Exercise directions: For every line in the entries that contains "Rnmnnnonnn", show the whole line.

Data records for software interfaces:
Segment Open
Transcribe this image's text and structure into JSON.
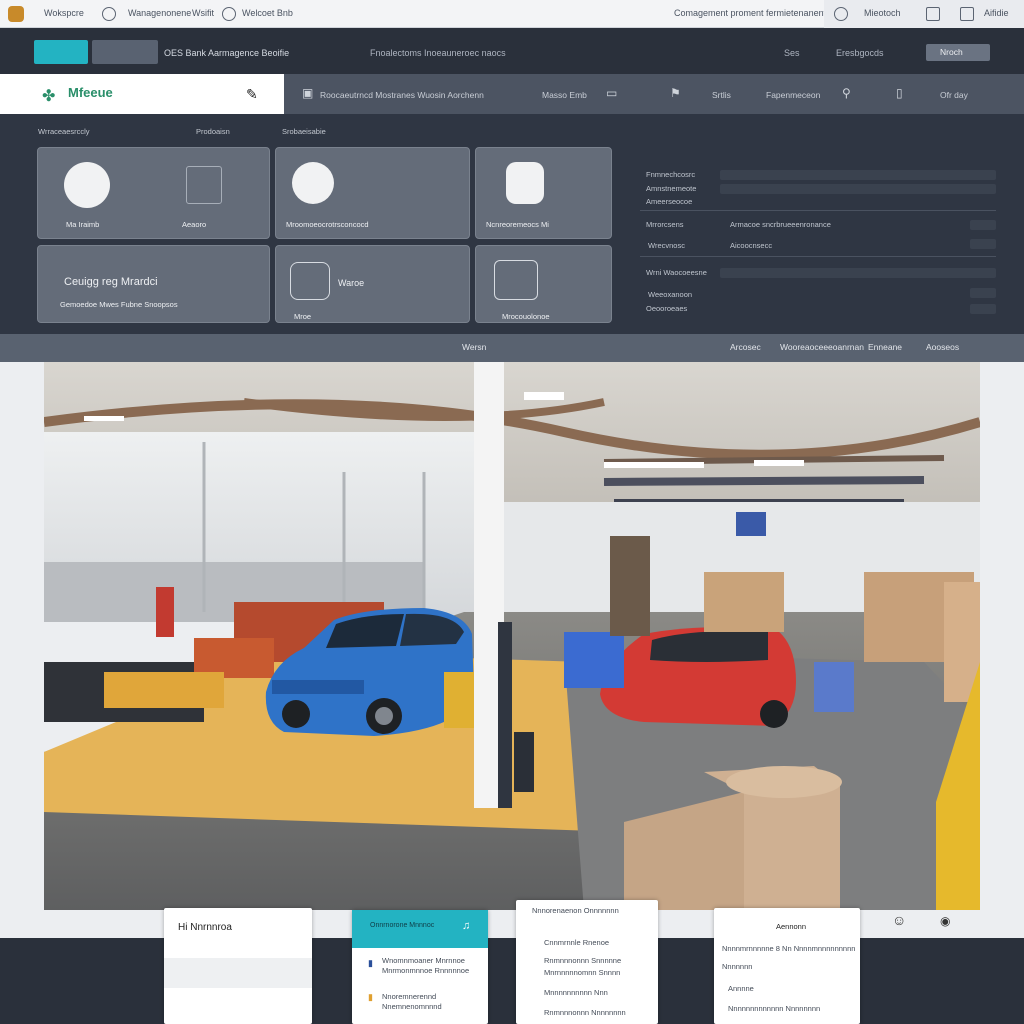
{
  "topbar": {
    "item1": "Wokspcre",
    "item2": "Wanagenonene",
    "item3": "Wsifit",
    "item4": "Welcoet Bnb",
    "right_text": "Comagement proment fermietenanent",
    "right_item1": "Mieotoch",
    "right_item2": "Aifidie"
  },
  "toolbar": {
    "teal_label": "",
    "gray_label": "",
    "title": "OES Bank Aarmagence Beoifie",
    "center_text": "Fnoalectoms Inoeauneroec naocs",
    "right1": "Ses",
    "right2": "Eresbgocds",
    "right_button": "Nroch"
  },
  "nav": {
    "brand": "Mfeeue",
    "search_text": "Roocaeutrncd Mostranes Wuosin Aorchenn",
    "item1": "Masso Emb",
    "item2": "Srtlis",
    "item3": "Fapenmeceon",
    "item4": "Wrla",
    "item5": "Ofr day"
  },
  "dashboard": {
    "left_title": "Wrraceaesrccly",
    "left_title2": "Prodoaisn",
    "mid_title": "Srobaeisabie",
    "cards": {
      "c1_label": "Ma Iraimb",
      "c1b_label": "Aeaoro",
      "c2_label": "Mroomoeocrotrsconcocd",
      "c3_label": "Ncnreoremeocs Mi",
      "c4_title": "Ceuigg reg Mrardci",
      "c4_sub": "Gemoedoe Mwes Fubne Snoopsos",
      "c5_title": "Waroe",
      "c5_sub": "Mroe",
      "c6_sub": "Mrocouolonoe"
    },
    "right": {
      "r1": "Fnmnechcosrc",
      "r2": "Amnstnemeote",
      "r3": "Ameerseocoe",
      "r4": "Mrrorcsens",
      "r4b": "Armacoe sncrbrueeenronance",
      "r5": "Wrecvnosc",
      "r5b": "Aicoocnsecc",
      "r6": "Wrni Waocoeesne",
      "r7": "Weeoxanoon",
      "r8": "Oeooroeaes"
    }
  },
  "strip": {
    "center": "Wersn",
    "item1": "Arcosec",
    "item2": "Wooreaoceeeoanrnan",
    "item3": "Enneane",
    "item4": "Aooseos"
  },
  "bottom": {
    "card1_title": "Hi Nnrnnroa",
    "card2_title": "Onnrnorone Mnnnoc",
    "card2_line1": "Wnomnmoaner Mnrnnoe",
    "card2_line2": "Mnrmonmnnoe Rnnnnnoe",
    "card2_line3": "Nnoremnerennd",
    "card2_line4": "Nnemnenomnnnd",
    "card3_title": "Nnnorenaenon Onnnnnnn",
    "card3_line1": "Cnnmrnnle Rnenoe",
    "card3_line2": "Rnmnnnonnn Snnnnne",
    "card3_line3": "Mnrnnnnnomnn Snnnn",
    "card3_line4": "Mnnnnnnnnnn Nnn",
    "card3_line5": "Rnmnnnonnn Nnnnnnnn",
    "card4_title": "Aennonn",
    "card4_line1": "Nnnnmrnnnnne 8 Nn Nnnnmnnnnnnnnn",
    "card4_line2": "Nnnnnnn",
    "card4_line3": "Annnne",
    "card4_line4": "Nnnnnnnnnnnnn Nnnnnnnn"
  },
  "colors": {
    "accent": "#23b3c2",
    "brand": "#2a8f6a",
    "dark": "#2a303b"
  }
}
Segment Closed
Solution:
    "card3_line2": "Rnmnnnonnn Snnnnne",
    "card3_line5": "Rnmnnnonnn Nnnnnnnn",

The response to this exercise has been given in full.